PROBLEM DESCRIPTION:
Task for the listing below: copy it out in full, exactly.

SOURCE MATERIAL:
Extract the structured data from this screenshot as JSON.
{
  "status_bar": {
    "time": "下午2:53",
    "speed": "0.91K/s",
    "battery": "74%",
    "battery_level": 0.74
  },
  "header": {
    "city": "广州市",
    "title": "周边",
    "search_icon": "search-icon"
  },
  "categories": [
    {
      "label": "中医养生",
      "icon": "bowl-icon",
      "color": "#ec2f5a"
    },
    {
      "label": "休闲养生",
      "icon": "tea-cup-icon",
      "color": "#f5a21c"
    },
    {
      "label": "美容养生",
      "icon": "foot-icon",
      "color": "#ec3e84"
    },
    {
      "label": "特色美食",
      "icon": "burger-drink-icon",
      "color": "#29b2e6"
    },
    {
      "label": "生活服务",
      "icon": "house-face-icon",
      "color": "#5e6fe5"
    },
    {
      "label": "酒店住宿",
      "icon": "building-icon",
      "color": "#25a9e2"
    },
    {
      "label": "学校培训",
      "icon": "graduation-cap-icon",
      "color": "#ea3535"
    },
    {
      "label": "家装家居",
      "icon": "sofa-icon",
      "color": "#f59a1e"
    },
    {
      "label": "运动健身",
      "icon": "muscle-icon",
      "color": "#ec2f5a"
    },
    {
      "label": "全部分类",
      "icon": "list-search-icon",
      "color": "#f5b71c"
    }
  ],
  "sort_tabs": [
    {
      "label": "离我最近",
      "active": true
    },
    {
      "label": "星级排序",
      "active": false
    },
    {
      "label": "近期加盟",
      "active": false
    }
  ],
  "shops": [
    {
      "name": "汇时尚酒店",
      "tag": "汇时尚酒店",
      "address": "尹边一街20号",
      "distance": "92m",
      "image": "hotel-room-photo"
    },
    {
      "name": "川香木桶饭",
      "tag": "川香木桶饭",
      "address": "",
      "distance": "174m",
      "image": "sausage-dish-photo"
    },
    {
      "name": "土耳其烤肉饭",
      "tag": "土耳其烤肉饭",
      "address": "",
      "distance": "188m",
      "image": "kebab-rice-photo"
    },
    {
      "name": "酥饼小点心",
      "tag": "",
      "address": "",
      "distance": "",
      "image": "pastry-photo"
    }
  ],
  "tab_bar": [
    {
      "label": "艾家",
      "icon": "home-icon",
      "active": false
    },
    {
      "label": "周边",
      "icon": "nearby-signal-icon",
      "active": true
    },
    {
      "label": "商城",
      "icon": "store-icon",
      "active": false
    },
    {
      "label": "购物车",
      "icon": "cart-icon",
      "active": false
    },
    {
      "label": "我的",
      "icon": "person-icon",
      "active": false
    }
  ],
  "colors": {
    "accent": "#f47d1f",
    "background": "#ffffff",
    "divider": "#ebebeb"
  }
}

SOLUTION:
Extract the structured data from this screenshot as JSON.
{
  "status_bar": {
    "time": "下午2:53",
    "speed": "0.91K/s",
    "battery": "74%",
    "battery_level": 0.74
  },
  "header": {
    "city": "广州市",
    "title": "周边",
    "search_icon": "search-icon"
  },
  "categories": [
    {
      "label": "中医养生",
      "icon": "bowl-icon",
      "color": "#ec2f5a"
    },
    {
      "label": "休闲养生",
      "icon": "tea-cup-icon",
      "color": "#f5a21c"
    },
    {
      "label": "美容养生",
      "icon": "foot-icon",
      "color": "#ec3e84"
    },
    {
      "label": "特色美食",
      "icon": "burger-drink-icon",
      "color": "#29b2e6"
    },
    {
      "label": "生活服务",
      "icon": "house-face-icon",
      "color": "#5e6fe5"
    },
    {
      "label": "酒店住宿",
      "icon": "building-icon",
      "color": "#25a9e2"
    },
    {
      "label": "学校培训",
      "icon": "graduation-cap-icon",
      "color": "#ea3535"
    },
    {
      "label": "家装家居",
      "icon": "sofa-icon",
      "color": "#f59a1e"
    },
    {
      "label": "运动健身",
      "icon": "muscle-icon",
      "color": "#ec2f5a"
    },
    {
      "label": "全部分类",
      "icon": "list-search-icon",
      "color": "#f5b71c"
    }
  ],
  "sort_tabs": [
    {
      "label": "离我最近",
      "active": true
    },
    {
      "label": "星级排序",
      "active": false
    },
    {
      "label": "近期加盟",
      "active": false
    }
  ],
  "shops": [
    {
      "name": "汇时尚酒店",
      "tag": "汇时尚酒店",
      "address": "尹边一街20号",
      "distance": "92m",
      "image": "hotel-room-photo"
    },
    {
      "name": "川香木桶饭",
      "tag": "川香木桶饭",
      "address": "",
      "distance": "174m",
      "image": "sausage-dish-photo"
    },
    {
      "name": "土耳其烤肉饭",
      "tag": "土耳其烤肉饭",
      "address": "",
      "distance": "188m",
      "image": "kebab-rice-photo"
    },
    {
      "name": "酥饼小点心",
      "tag": "",
      "address": "",
      "distance": "",
      "image": "pastry-photo"
    }
  ],
  "tab_bar": [
    {
      "label": "艾家",
      "icon": "home-icon",
      "active": false
    },
    {
      "label": "周边",
      "icon": "nearby-signal-icon",
      "active": true
    },
    {
      "label": "商城",
      "icon": "store-icon",
      "active": false
    },
    {
      "label": "购物车",
      "icon": "cart-icon",
      "active": false
    },
    {
      "label": "我的",
      "icon": "person-icon",
      "active": false
    }
  ],
  "colors": {
    "accent": "#f47d1f",
    "background": "#ffffff",
    "divider": "#ebebeb"
  }
}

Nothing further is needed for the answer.